Instructions to follow: Please report every line from the material that contains the word "data".

*** Begin section ***

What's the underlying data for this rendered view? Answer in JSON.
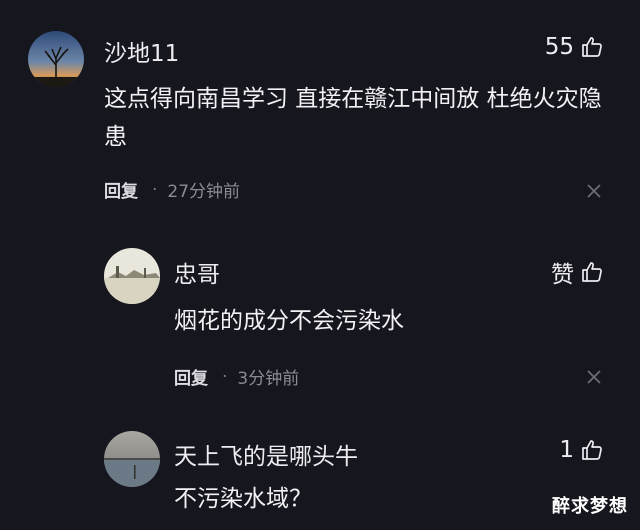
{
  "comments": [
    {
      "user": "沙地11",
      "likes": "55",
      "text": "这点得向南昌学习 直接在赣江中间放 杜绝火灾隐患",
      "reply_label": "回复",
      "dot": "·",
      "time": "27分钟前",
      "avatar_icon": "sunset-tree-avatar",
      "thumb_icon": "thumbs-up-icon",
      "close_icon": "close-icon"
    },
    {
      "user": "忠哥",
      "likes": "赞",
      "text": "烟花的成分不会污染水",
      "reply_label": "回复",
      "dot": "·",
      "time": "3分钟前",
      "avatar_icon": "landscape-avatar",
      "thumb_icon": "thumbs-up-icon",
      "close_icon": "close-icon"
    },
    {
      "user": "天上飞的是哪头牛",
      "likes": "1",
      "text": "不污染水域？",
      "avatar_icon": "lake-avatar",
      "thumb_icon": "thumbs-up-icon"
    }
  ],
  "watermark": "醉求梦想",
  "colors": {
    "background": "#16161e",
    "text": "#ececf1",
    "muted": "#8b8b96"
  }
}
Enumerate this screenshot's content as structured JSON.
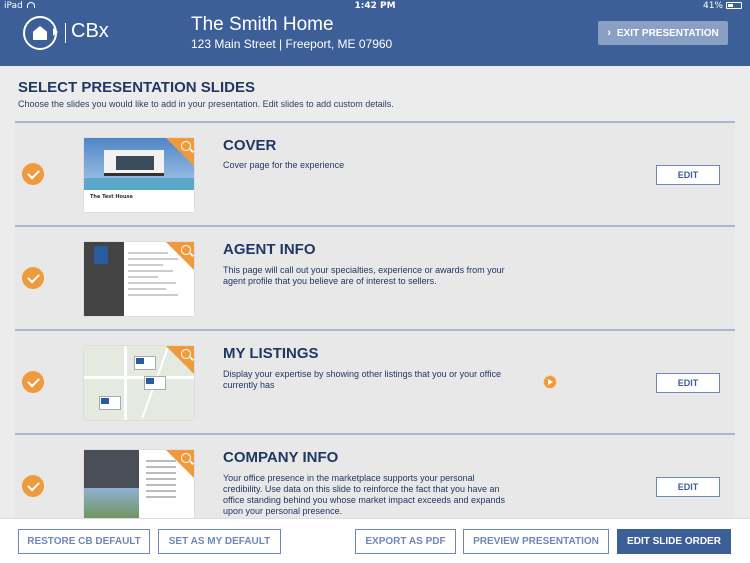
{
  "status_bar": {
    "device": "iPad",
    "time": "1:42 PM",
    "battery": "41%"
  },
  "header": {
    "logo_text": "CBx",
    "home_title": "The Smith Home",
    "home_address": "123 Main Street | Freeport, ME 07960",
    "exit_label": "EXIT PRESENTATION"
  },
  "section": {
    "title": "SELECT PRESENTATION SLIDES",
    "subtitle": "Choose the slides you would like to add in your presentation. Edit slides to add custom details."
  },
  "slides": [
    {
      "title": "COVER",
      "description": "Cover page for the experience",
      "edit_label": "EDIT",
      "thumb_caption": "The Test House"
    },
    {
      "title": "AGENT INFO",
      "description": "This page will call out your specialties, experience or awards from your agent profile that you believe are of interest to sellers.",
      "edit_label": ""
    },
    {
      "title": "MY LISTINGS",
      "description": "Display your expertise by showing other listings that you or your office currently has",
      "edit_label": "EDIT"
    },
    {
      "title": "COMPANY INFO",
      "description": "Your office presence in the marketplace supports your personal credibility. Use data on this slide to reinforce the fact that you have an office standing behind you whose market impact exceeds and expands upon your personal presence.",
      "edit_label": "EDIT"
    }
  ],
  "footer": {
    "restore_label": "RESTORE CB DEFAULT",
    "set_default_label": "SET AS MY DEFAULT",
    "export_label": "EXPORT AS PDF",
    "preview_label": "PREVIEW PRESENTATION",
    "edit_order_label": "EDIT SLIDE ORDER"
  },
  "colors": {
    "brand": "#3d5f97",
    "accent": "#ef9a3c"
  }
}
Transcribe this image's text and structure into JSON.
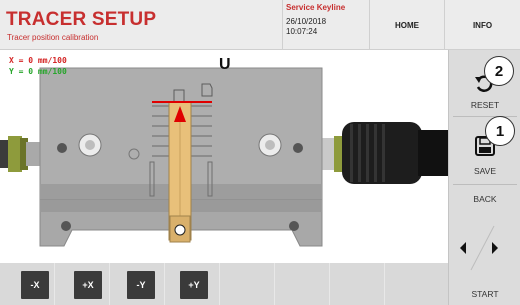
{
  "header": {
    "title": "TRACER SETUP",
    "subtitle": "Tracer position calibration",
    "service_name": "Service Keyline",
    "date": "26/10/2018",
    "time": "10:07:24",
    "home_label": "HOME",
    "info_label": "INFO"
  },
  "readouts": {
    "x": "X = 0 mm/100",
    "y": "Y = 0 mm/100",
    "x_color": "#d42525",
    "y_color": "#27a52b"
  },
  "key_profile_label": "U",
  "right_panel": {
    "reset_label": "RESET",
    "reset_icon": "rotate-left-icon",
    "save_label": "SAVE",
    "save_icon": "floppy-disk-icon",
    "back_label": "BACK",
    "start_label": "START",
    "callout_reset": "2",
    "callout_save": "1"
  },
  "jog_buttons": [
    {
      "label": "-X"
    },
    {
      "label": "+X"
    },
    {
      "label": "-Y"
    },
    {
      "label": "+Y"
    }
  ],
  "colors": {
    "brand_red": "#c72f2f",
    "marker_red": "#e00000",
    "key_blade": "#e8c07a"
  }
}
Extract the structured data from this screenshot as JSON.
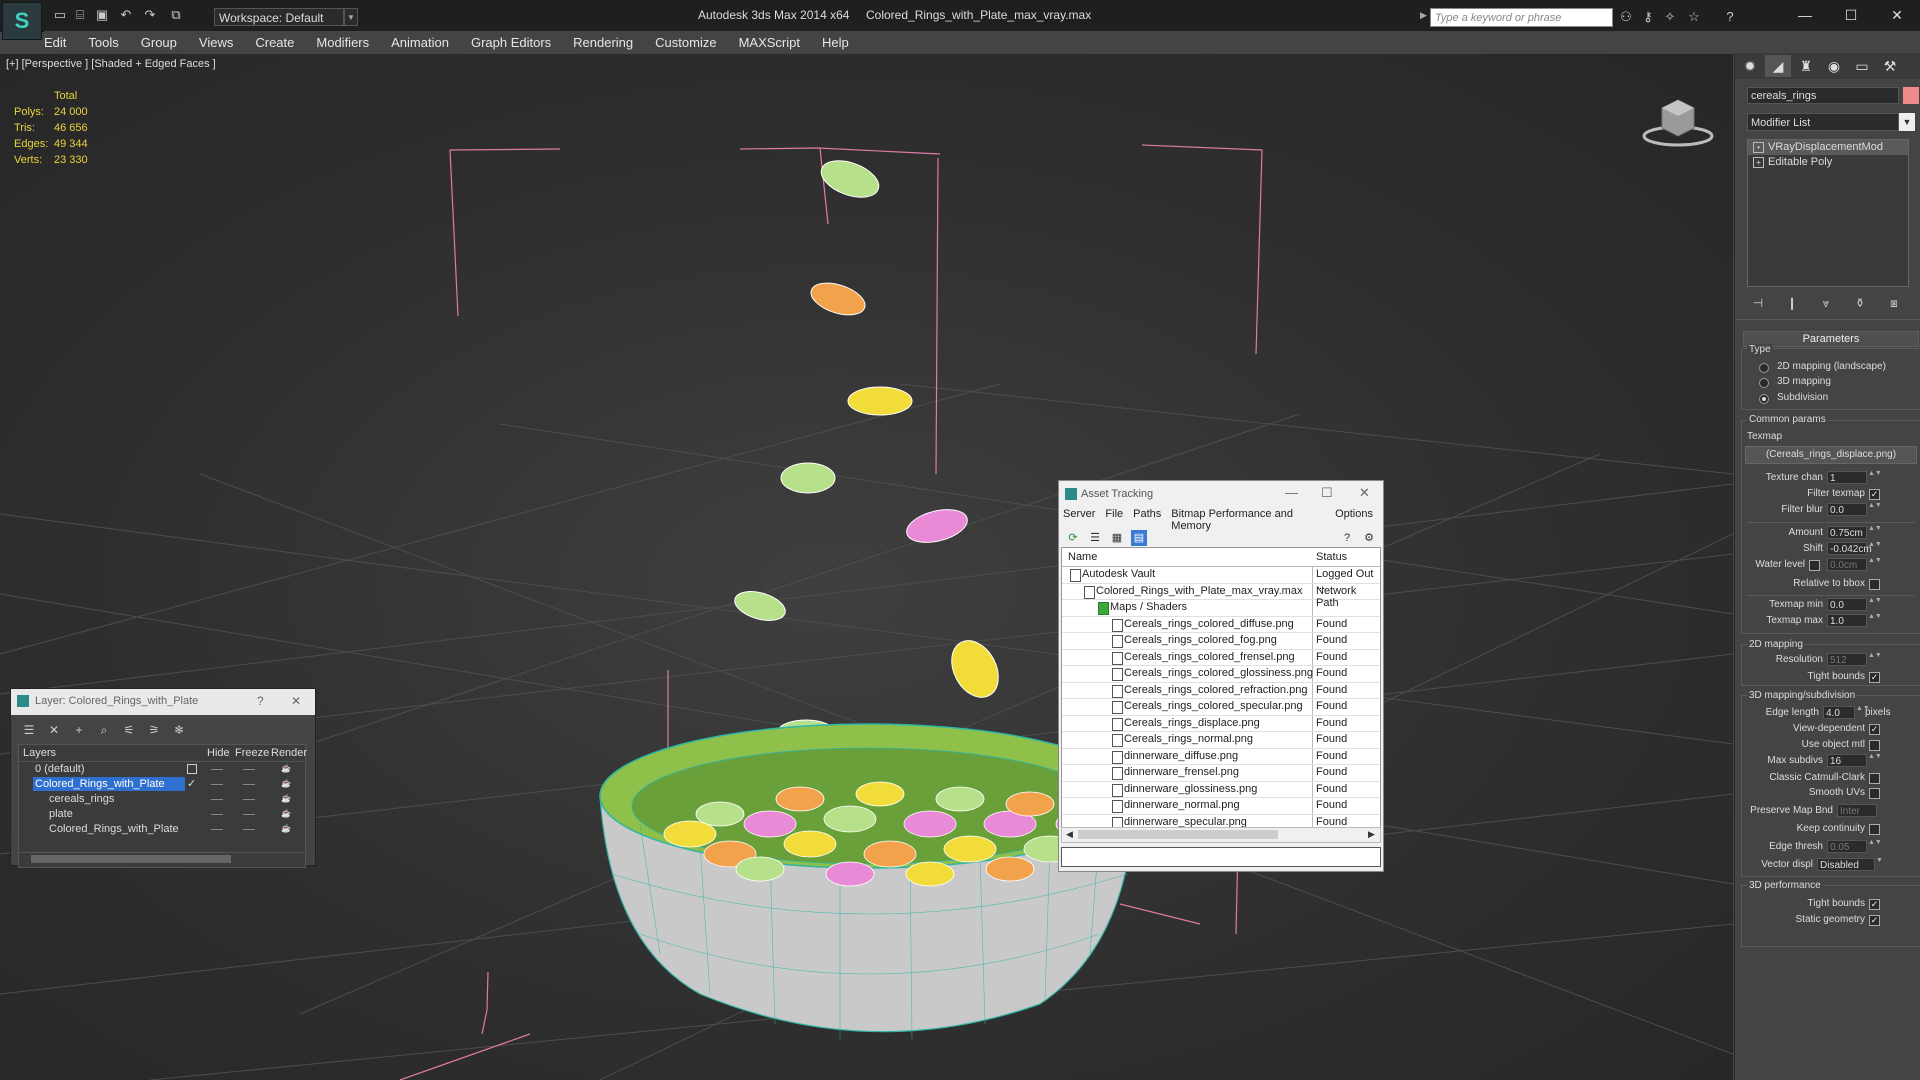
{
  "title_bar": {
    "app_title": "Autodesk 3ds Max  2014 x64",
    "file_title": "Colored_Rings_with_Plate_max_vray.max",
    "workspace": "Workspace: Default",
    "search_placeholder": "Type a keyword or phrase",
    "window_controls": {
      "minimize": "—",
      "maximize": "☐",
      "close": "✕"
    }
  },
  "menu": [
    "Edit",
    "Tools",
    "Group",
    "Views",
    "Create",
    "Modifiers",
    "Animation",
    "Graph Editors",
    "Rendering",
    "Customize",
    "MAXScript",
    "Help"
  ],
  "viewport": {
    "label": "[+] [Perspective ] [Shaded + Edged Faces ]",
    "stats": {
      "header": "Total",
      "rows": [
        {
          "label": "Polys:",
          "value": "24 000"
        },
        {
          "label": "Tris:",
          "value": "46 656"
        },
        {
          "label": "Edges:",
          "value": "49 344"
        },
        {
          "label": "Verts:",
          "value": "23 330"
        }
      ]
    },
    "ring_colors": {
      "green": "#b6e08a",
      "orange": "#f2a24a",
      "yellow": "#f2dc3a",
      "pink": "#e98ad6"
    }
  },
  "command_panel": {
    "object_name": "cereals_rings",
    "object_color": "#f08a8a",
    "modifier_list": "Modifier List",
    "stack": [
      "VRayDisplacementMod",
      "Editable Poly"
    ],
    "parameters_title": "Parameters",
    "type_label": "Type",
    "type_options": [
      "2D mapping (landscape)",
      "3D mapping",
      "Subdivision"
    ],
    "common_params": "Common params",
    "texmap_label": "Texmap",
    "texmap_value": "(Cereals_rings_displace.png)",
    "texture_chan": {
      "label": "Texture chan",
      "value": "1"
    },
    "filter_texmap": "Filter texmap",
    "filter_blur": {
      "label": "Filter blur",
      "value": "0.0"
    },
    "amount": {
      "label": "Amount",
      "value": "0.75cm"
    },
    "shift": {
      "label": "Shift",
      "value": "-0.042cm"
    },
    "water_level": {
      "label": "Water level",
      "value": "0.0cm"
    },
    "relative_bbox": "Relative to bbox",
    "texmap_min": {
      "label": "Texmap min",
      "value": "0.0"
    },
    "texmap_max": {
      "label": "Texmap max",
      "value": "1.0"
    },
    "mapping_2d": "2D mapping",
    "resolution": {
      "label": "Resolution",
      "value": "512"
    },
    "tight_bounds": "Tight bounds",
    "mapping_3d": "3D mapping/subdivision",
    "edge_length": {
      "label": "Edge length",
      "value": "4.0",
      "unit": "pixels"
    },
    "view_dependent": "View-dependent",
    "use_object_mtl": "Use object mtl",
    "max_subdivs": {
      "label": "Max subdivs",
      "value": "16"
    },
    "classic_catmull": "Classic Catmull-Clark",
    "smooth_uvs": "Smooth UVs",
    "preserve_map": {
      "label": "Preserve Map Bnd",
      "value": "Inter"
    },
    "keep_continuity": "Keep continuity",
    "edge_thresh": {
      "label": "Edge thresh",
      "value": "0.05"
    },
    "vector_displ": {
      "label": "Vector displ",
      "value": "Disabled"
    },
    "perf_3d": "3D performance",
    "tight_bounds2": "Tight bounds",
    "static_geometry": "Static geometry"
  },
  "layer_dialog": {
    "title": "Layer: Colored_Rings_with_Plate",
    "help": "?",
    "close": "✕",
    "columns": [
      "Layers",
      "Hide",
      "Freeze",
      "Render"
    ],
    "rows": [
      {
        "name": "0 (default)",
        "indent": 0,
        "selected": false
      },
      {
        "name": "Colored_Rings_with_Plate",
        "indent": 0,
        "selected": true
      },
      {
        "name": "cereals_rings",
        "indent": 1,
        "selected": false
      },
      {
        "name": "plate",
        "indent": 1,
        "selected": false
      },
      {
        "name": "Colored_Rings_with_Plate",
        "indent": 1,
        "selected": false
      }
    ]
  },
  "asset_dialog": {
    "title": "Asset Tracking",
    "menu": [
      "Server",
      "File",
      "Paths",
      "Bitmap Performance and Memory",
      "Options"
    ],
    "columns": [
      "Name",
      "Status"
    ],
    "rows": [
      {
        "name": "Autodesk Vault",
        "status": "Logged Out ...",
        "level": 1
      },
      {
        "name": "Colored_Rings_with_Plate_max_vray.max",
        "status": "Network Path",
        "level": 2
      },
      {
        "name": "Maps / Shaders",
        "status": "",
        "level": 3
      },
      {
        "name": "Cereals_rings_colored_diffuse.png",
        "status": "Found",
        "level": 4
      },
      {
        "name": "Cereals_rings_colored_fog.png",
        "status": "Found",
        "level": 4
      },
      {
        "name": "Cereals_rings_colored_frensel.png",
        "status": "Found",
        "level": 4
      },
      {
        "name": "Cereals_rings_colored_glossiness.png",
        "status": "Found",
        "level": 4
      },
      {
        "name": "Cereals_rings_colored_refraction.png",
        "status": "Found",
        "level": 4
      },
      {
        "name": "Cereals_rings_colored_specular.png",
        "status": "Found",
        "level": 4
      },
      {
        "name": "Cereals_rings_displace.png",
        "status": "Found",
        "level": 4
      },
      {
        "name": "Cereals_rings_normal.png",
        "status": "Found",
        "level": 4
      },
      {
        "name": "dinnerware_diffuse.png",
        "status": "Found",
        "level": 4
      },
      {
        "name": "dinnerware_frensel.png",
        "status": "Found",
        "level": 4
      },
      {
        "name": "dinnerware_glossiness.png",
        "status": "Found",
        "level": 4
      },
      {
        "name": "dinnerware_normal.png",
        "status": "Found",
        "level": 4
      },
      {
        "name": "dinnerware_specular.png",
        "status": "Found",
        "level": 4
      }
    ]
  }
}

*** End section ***
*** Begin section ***

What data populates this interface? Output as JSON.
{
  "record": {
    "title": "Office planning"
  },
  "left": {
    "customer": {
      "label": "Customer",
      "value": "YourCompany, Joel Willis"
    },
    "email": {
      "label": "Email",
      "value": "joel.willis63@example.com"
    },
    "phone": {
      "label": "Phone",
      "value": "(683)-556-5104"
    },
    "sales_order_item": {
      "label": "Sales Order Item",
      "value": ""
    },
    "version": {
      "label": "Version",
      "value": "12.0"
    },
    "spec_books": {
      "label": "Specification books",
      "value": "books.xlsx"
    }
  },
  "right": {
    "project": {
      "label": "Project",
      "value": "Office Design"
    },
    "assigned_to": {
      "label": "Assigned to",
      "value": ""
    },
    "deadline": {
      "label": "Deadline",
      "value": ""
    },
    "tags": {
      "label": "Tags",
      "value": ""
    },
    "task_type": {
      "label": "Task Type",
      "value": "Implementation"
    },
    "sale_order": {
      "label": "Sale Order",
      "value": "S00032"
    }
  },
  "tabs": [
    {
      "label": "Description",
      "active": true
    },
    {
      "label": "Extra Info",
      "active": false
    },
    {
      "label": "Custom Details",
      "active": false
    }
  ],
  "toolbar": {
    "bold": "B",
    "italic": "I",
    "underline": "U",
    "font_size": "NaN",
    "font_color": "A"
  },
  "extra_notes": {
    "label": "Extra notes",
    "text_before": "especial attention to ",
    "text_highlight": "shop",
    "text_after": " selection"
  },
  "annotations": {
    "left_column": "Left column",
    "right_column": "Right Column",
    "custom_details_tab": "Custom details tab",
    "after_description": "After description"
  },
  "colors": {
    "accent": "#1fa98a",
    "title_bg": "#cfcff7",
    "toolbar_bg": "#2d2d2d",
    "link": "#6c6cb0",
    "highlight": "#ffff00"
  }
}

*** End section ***

Solution:
What's the underlying data for this rendered view? Answer in JSON.
      "description": "Your office presence in the marketplace supports your personal credibility. Use data on this slide to reinforce the fact that you have an office standing behind you whose market impact exceeds and expands upon your personal presence.",
Extract the structured data from this screenshot as JSON.
What data populates this interface? Output as JSON.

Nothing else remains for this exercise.